I agree with Mark Perry (an economist who has bought me a beer), of Carpe Diem, that the reduction in the world poverty rate is the most remarkable achievement in human history.
The percentage of the world population living on $1 per day or less has dropped since 1970 from around 26% to just over 5%.
It’s hard to argue with those results. They are inflation-adjusted.
I can think of a couple things that might be easier to argue about regarding those results.
1. I can imagine some folks would say that 5% isn’t good enough.
2. I can imagine that some folks would argue about the cause of those results. I agree with Perry’s explanation as provided by Arthur Brooks: “globalization, free trade and international entrepreneurship.”
I can imagine that some folks would say it was the growth in government and aid. But, for them, I’d ask, what if you’re wrong? As Brooks says:
…if you love the poor, if you are a good Samaritan, you must stand for the free enterprise system, and you must defend it, not just for ourselves but for people around the world. It is the best anti-poverty measure ever invented.
I agree. I could be wrong and I think — for the benefit of the poor — I should keep that in mind and stay open to evidence to the contrary, because whether I’m right or wrong doesn’t amount to a hill of beans.
What is important it what really helps them.
I also think us supporters of free markets often forget this. The opposition paints us as the defenders of the rich, the “1%” and king-like CEOs, while we’re really advocating for the benefit of everyone, including the poor.
Dan Mitchell comments and expands on Thomas Sowell’s latest column. Both are well worth reading.
I just had to include this passage from Sowell:
“Poverty” once had some concrete meaning — not enough food to eat or not enough clothing or shelter to protect you from the elements, for example.

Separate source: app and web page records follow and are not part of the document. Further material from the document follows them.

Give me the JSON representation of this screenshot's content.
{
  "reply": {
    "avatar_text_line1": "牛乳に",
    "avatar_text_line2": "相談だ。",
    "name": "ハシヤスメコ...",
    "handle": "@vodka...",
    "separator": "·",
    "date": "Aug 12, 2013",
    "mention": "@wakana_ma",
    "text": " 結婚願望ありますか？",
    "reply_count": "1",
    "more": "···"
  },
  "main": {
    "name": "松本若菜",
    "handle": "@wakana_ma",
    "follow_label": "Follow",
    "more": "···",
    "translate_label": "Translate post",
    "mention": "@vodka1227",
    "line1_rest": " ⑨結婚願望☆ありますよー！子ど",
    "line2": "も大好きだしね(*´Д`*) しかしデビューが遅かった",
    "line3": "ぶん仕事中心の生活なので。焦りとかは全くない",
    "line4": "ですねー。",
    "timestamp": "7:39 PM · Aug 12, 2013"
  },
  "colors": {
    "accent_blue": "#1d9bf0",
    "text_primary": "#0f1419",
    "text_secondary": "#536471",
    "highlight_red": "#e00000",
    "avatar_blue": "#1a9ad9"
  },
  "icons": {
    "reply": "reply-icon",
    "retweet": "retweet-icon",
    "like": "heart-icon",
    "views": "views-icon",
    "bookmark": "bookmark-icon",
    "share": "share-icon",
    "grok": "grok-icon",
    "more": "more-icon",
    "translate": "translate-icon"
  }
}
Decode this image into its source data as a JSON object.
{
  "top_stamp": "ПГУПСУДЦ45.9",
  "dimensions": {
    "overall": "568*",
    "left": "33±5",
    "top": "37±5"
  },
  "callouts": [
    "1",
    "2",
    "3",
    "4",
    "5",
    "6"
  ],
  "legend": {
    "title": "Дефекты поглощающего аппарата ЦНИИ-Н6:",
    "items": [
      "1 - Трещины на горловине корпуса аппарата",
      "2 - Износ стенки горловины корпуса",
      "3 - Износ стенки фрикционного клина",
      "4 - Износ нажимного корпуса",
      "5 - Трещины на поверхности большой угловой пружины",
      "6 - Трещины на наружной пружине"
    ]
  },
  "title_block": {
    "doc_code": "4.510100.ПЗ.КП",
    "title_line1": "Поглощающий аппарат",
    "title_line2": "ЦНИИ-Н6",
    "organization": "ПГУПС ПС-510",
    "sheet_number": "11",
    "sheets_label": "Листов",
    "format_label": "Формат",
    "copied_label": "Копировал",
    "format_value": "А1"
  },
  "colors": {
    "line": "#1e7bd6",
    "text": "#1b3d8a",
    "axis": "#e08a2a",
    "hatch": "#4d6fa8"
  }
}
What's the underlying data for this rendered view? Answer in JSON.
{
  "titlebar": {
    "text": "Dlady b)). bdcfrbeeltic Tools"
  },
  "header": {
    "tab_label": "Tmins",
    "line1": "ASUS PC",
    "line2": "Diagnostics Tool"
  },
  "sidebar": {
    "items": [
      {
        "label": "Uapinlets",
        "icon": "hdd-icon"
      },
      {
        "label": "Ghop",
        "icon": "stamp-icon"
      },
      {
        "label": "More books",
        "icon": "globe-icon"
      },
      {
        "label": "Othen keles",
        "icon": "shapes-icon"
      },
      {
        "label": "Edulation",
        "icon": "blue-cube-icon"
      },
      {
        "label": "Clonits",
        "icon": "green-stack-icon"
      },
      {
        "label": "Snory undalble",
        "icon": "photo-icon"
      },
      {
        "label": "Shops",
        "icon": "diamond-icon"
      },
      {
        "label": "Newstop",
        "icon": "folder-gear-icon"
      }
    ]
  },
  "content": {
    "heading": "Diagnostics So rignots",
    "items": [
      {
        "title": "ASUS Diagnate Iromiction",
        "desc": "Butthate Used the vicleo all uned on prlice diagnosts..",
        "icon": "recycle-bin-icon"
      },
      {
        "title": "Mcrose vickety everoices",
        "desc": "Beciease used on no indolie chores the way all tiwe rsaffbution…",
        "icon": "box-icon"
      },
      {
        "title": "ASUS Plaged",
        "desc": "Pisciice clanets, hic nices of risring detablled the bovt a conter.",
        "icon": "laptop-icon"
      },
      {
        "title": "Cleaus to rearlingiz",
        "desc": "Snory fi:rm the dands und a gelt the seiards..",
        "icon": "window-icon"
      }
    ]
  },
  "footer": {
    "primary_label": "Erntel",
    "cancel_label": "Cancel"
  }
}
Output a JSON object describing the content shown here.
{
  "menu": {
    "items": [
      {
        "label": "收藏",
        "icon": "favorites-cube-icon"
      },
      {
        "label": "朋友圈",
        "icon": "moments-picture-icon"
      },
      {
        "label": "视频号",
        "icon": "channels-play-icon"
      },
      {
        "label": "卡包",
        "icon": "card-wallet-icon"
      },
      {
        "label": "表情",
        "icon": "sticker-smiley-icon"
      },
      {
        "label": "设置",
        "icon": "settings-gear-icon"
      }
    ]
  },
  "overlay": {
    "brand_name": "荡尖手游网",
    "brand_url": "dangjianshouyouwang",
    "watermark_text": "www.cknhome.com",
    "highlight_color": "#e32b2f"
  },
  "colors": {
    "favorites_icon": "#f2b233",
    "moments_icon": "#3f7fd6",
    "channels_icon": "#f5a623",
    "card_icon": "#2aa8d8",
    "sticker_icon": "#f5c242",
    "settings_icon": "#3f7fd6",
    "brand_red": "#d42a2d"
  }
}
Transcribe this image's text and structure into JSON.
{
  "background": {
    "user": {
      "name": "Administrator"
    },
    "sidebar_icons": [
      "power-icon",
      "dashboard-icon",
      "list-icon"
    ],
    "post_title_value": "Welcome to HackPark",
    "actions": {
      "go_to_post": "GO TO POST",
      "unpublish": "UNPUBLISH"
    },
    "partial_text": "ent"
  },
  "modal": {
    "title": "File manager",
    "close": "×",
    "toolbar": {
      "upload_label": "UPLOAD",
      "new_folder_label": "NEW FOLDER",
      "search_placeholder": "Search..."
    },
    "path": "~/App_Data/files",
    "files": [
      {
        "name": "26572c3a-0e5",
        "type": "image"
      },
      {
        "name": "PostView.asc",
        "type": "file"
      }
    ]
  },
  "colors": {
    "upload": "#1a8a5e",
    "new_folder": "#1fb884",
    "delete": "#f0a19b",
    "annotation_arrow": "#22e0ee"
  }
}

Today it means whatever the government bureaucrats, who set up the statistical criteria, choose to make it mean. And they have every incentive to define poverty in a way that includes enough people to justify welfare state spending. Most Americans with incomes below the official poverty level have air-conditioning, television, own a motor vehicle and, far from being hungry, are more likely than other Americans to be overweight. But an arbitrary definition of words and numbers gives them access to the taxpayers’ money.
Recent discussion in the comments of this blog about poverty reminded me of a caller I heard on a local radio show I heard within the last year. The caller was a teacher and he shared the results of an assignment he has always done with students in his 30 years of teaching in an urban school district.
He said that he has always done this assignment to encourage his students to think about their futures and how they will earn their keep.
The first part of the exercise is to think about and write down the things they may want to have someday — homes, cars, jewelry, boats, etc. In the second part of the assignment, they think about what they’ll do to afford those things — like earn money as a nurse, or firefighter or start a business.
He then commented on how he has seen the responses to that exercise change over the years.
In his early years, his students would want to become nurses, firefighters and teachers to be able to earn money to buy what they want.
But, now he’s more likely to get these types of responses: I’ll just use the check or card that comes from the government to buy it, like Mom does.
I doubt much has changed. My guess is that the students normally say they’ll do whatever it is they see their parents or aunts and uncles doing. The future nurses of 20 years ago probably had a Mom who was a nurse.
Which reminds me of this post where I linked to and quoted from a Wall Street Journal piece by Arthur Brooks about earned success and learned helplessness.
It also reminds me of the story Dr. Carson told in his speech about how his Mom would not allow Dr. Carson or his brother to accept excuses for their failures or their lot in life.